violin of Beethoven and Brahms, among others, as reflected even
in their great violin concertos.
Beethoven violin/viola duet, apart from demonstrating the indebtedness
to Viotti, was interesting for its depiction of other features that
were to come to play a major part in the development of Beethoven's
distinctive style. It was in the key of B flat, to which Beethoven
returned in major works like the Fourth Symphony, the Hammerklavier
Piano Sonata and the 13th String Quartet plus the subsequently separated
Grosse Fuge. Here, too, we saw the very first use of the Scherzo,
which was actually invented by Beethoven to succeed the Minuet and
Trio as a compositional movement. There was also the theme and variations
format to which Beethoven would have recourse in his greatest works,
such as the last Symphony, the last Piano Sonatas and the last String
Last to be
performed were nine of the 44 duets for two violins by Bartok. These
represented the composer's "fusion" of modern and folk
elements with the modern influences of Debussy and Stravinsky.
At a time when
so much quasi-fusion music is being forced upon us, it was good
to be able to perceive from these excerpts that genuine fusion comes
about only when the creative imagination of the composer welds otherwise
disparate elements into a new harmonic whole.
I believe the
most significant achievement of this lecture-demonstration was to
help the audience to realize that behind the great and well-known
works of musical composition there lies an unbroken tradition of

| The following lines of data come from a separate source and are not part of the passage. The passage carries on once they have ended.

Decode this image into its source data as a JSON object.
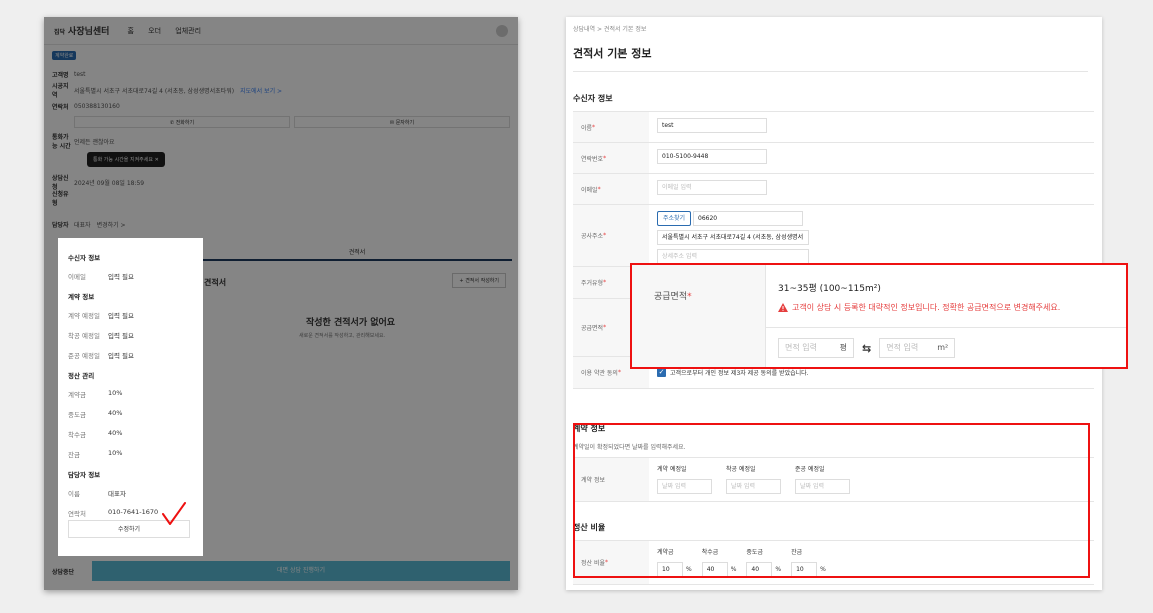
{
  "left": {
    "logo_small": "집닥",
    "logo": "사장님센터",
    "nav": [
      "홈",
      "오더",
      "업체관리"
    ],
    "badge": "계약완료",
    "rows": [
      {
        "k": "고객명",
        "v": "test"
      },
      {
        "k": "시공지역",
        "v": "서울특별시 서초구 서초대로74길 4 (서초동, 삼성생명서초타워)",
        "link": "지도에서 보기 >"
      },
      {
        "k": "연락처",
        "v": "050388130160"
      }
    ],
    "btn_call": "전화하기",
    "btn_copy": "문자하기",
    "call_time_label": "통화가능 시간",
    "call_time_value": "언제든 괜찮아요",
    "tooltip": "통화 가능 시간을 지켜주세요",
    "consult_label": "상담신청",
    "consult_value": "2024년 09월 08일 18:59",
    "type_label": "신청유형",
    "manager_label": "담당자",
    "manager_value": "대표자",
    "manager_link": "변경하기 >",
    "tab": "견적서",
    "add_btn": "+ 견적서 작성하기",
    "section_title": "견적서",
    "empty_title": "작성한 견적서가 없어요",
    "empty_sub": "새로운 견적서를 작성하고, 관리해보세요.",
    "footer_hold": "상담중단",
    "footer_go": "대면 상담 진행하기"
  },
  "popup": {
    "sec1": "수신자 정보",
    "email_k": "이메일",
    "email_v": "입력 필요",
    "sec2": "계약 정보",
    "c1_k": "계약 예정일",
    "c1_v": "입력 필요",
    "c2_k": "착공 예정일",
    "c2_v": "입력 필요",
    "c3_k": "준공 예정일",
    "c3_v": "입력 필요",
    "sec3": "정산 관리",
    "p1_k": "계약금",
    "p1_v": "10%",
    "p2_k": "중도금",
    "p2_v": "40%",
    "p3_k": "착수금",
    "p3_v": "40%",
    "p4_k": "잔금",
    "p4_v": "10%",
    "sec4": "담당자 정보",
    "m1_k": "이름",
    "m1_v": "대표자",
    "m2_k": "연락처",
    "m2_v": "010-7641-1670",
    "edit": "수정하기"
  },
  "right": {
    "crumb": "상담내역  >  견적서 기본 정보",
    "title": "견적서 기본 정보",
    "recv_title": "수신자 정보",
    "name_label": "이름",
    "name_value": "test",
    "phone_label": "연락번호",
    "phone_value": "010-5100-9448",
    "email_label": "이메일",
    "email_ph": "이메일 입력",
    "addr_label": "공사주소",
    "addr_btn": "주소찾기",
    "zip": "06620",
    "addr1": "서울특별시 서초구 서초대로74길 4 (서초동, 삼성생명서",
    "addr2_ph": "상세주소 입력",
    "house_label": "주거유형",
    "supply_label": "공급면적",
    "agree_label": "이용 약관 동의",
    "agree_text": "고객으로부터 개인 정보 제3자 제공 동의를 받았습니다.",
    "contract_title": "계약 정보",
    "contract_desc": "계약일이 확정되었다면 날짜를 입력해주세요.",
    "contract_label": "계약 정보",
    "dates": [
      {
        "t": "계약 예정일",
        "ph": "날짜 입력"
      },
      {
        "t": "착공 예정일",
        "ph": "날짜 입력"
      },
      {
        "t": "준공 예정일",
        "ph": "날짜 입력"
      }
    ],
    "settle_title": "정산 비율",
    "settle_label": "정산 비율",
    "ratios": [
      {
        "t": "계약금",
        "v": "10"
      },
      {
        "t": "착수금",
        "v": "40"
      },
      {
        "t": "중도금",
        "v": "40"
      },
      {
        "t": "잔금",
        "v": "10"
      }
    ],
    "pct": "%"
  },
  "zoom": {
    "label": "공급면적",
    "area": "31~35평 (100~115m²)",
    "warn": "고객이 상담 시 등록한 대략적인 정보입니다. 정확한 공급면적으로 변경해주세요.",
    "ph1": "면적 입력",
    "unit1": "평",
    "ph2": "면적 입력",
    "unit2": "m²",
    "swap": "⇆"
  },
  "colors": {
    "accent": "#2b6cb0",
    "error": "#e11111",
    "go": "#5bbad5"
  }
}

techniques, styles and other influences all of which, in the hands
of their innovators and developers, the small and the great alike,
have contributed to the rich and living tapestry of this tradition.
Even Beethoven, for all the originality of his genius, was indebted
to this tradition and even the modern individuality of Bartok drew
inspiration from it.